§ **TASK GOAL**
Verbatim output of the lines below is required, with the images omitted.

§ **RECORDS TO USE**
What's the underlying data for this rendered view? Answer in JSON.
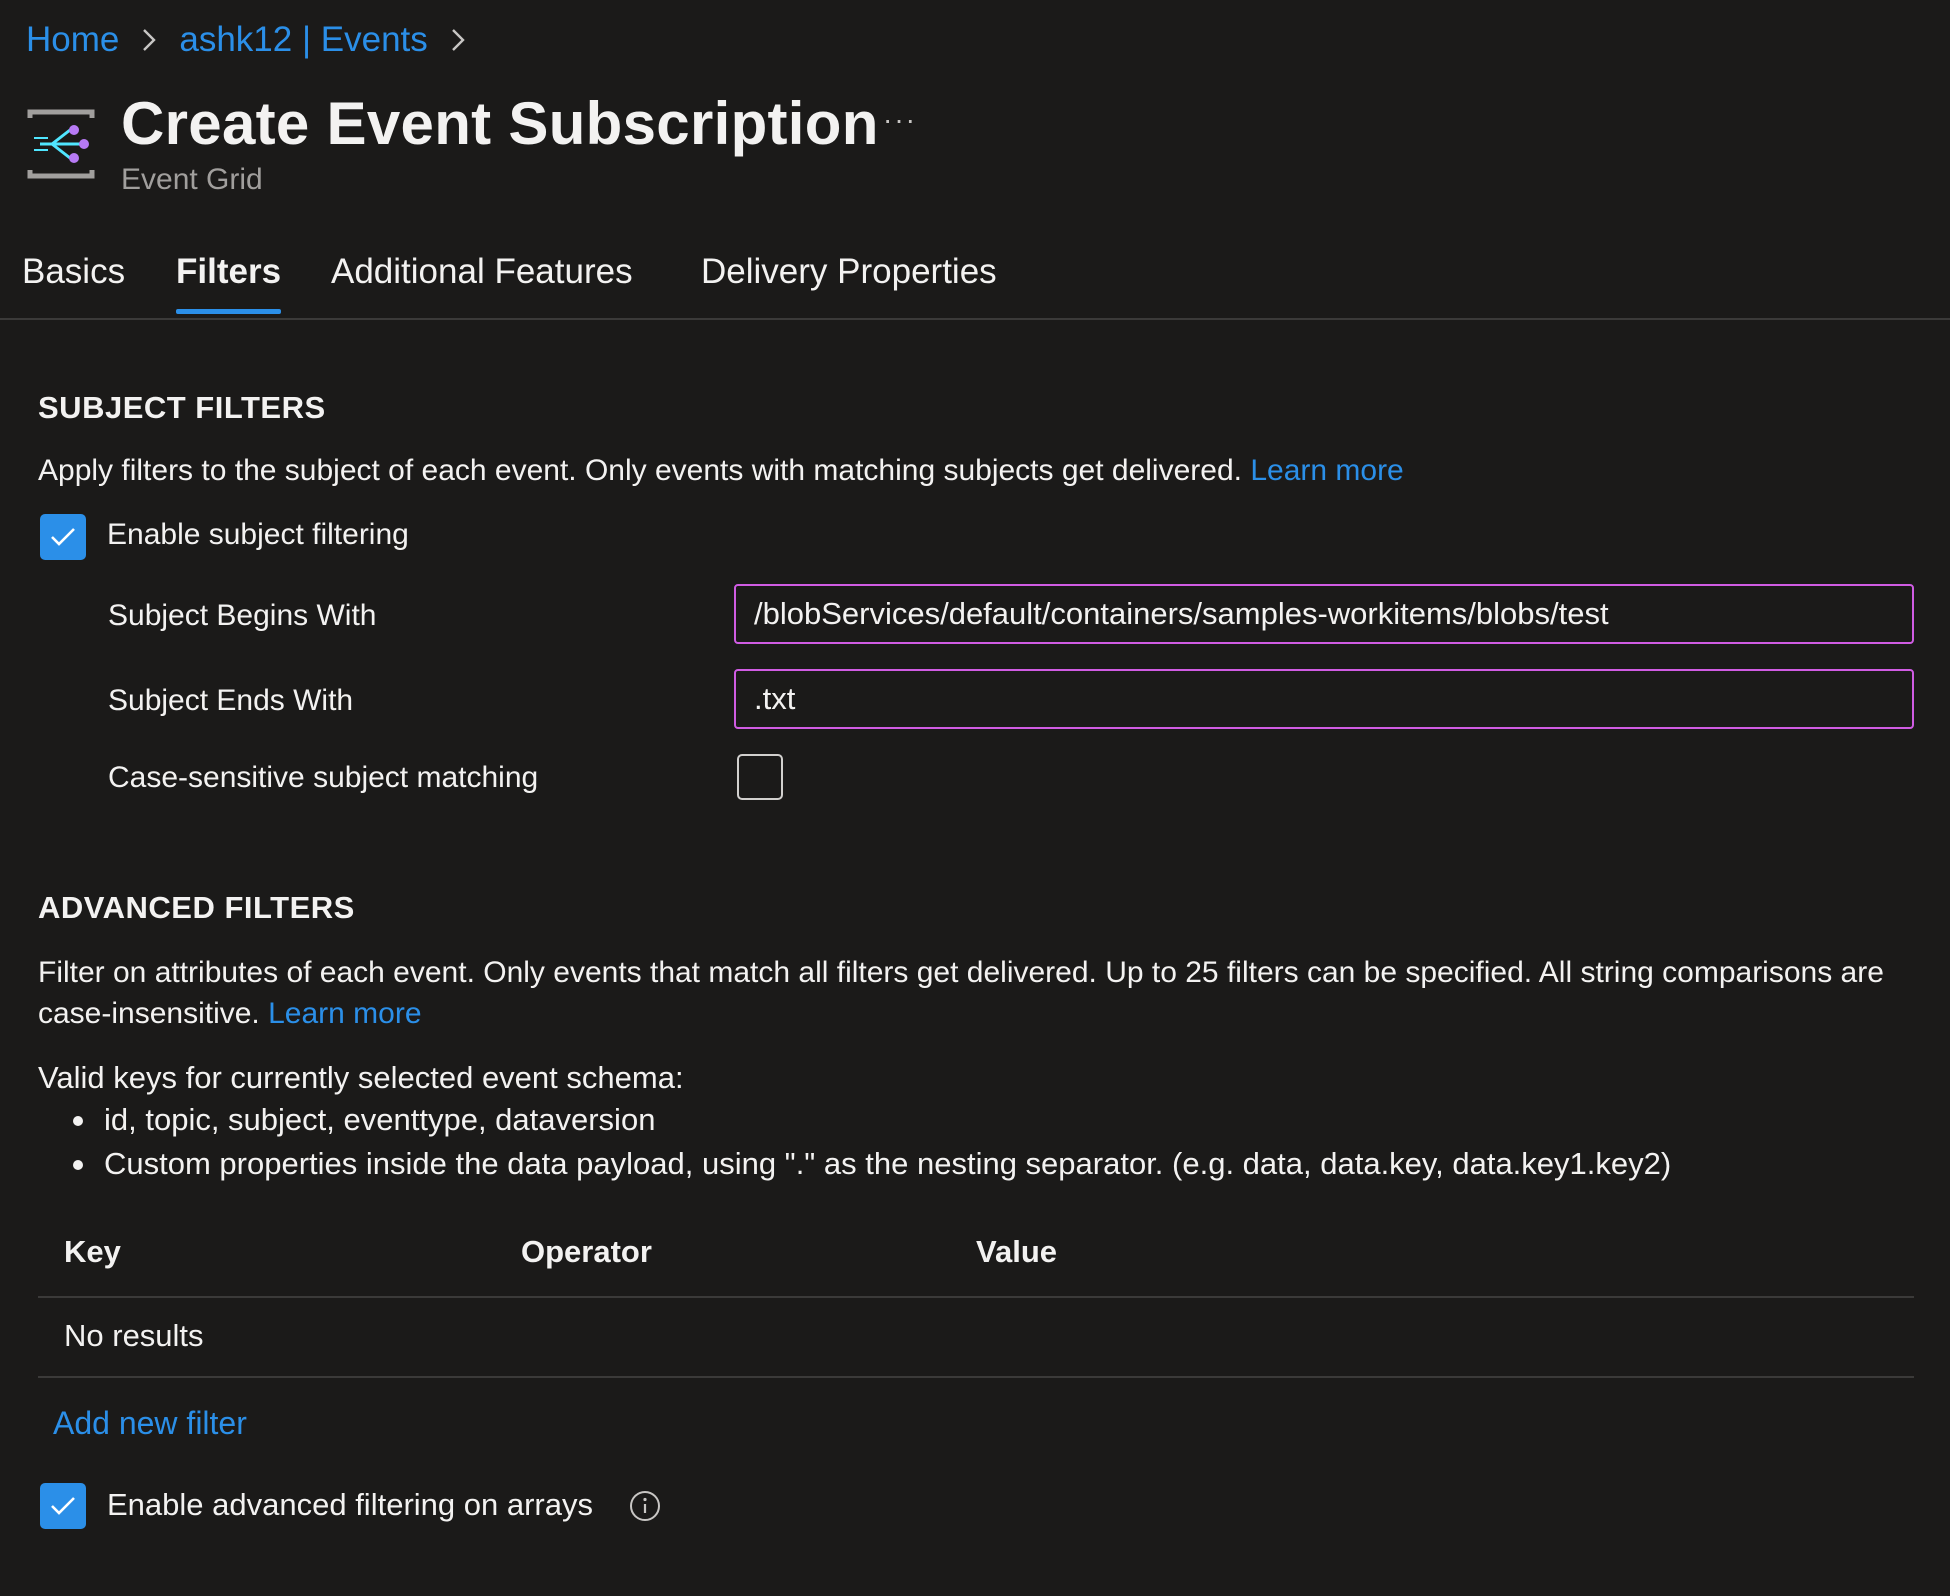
{
  "breadcrumb": {
    "items": [
      "Home",
      "ashk12 | Events"
    ]
  },
  "header": {
    "title": "Create Event Subscription",
    "subtitle": "Event Grid",
    "more": "···"
  },
  "tabs": [
    {
      "label": "Basics",
      "active": false
    },
    {
      "label": "Filters",
      "active": true
    },
    {
      "label": "Additional Features",
      "active": false
    },
    {
      "label": "Delivery Properties",
      "active": false
    }
  ],
  "subject_filters": {
    "heading": "SUBJECT FILTERS",
    "description": "Apply filters to the subject of each event. Only events with matching subjects get delivered.",
    "learn_more": "Learn more",
    "enable_label": "Enable subject filtering",
    "enable_checked": true,
    "begins_with_label": "Subject Begins With",
    "begins_with_value": "/blobServices/default/containers/samples-workitems/blobs/test",
    "ends_with_label": "Subject Ends With",
    "ends_with_value": ".txt",
    "case_sensitive_label": "Case-sensitive subject matching",
    "case_sensitive_checked": false
  },
  "advanced_filters": {
    "heading": "ADVANCED FILTERS",
    "description_line1": "Filter on attributes of each event. Only events that match all filters get delivered. Up to 25 filters can be specified. All string comparisons are",
    "description_line2": "case-insensitive.",
    "learn_more": "Learn more",
    "valid_keys_title": "Valid keys for currently selected event schema:",
    "valid_keys": [
      "id, topic, subject, eventtype, dataversion",
      "Custom properties inside the data payload, using \".\" as the nesting separator. (e.g. data, data.key, data.key1.key2)"
    ],
    "table": {
      "columns": [
        "Key",
        "Operator",
        "Value"
      ],
      "empty_text": "No results"
    },
    "add_filter": "Add new filter",
    "arrays_label": "Enable advanced filtering on arrays",
    "arrays_checked": true
  },
  "colors": {
    "background": "#1b1a19",
    "accent": "#2b8fe8",
    "input_border": "#d05ce3",
    "muted_text": "#a19f9d"
  }
}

§ **WRITTEN ANSWER**
What's the underlying data for this rendered view? Answer in JSON.
{
  "breadcrumb": {
    "items": [
      "Home",
      "ashk12 | Events"
    ]
  },
  "header": {
    "title": "Create Event Subscription",
    "subtitle": "Event Grid",
    "more": "···"
  },
  "tabs": [
    {
      "label": "Basics",
      "active": false
    },
    {
      "label": "Filters",
      "active": true
    },
    {
      "label": "Additional Features",
      "active": false
    },
    {
      "label": "Delivery Properties",
      "active": false
    }
  ],
  "subject_filters": {
    "heading": "SUBJECT FILTERS",
    "description": "Apply filters to the subject of each event. Only events with matching subjects get delivered.",
    "learn_more": "Learn more",
    "enable_label": "Enable subject filtering",
    "enable_checked": true,
    "begins_with_label": "Subject Begins With",
    "begins_with_value": "/blobServices/default/containers/samples-workitems/blobs/test",
    "ends_with_label": "Subject Ends With",
    "ends_with_value": ".txt",
    "case_sensitive_label": "Case-sensitive subject matching",
    "case_sensitive_checked": false
  },
  "advanced_filters": {
    "heading": "ADVANCED FILTERS",
    "description_line1": "Filter on attributes of each event. Only events that match all filters get delivered. Up to 25 filters can be specified. All string comparisons are",
    "description_line2": "case-insensitive.",
    "learn_more": "Learn more",
    "valid_keys_title": "Valid keys for currently selected event schema:",
    "valid_keys": [
      "id, topic, subject, eventtype, dataversion",
      "Custom properties inside the data payload, using \".\" as the nesting separator. (e.g. data, data.key, data.key1.key2)"
    ],
    "table": {
      "columns": [
        "Key",
        "Operator",
        "Value"
      ],
      "empty_text": "No results"
    },
    "add_filter": "Add new filter",
    "arrays_label": "Enable advanced filtering on arrays",
    "arrays_checked": true
  },
  "colors": {
    "background": "#1b1a19",
    "accent": "#2b8fe8",
    "input_border": "#d05ce3",
    "muted_text": "#a19f9d"
  }
}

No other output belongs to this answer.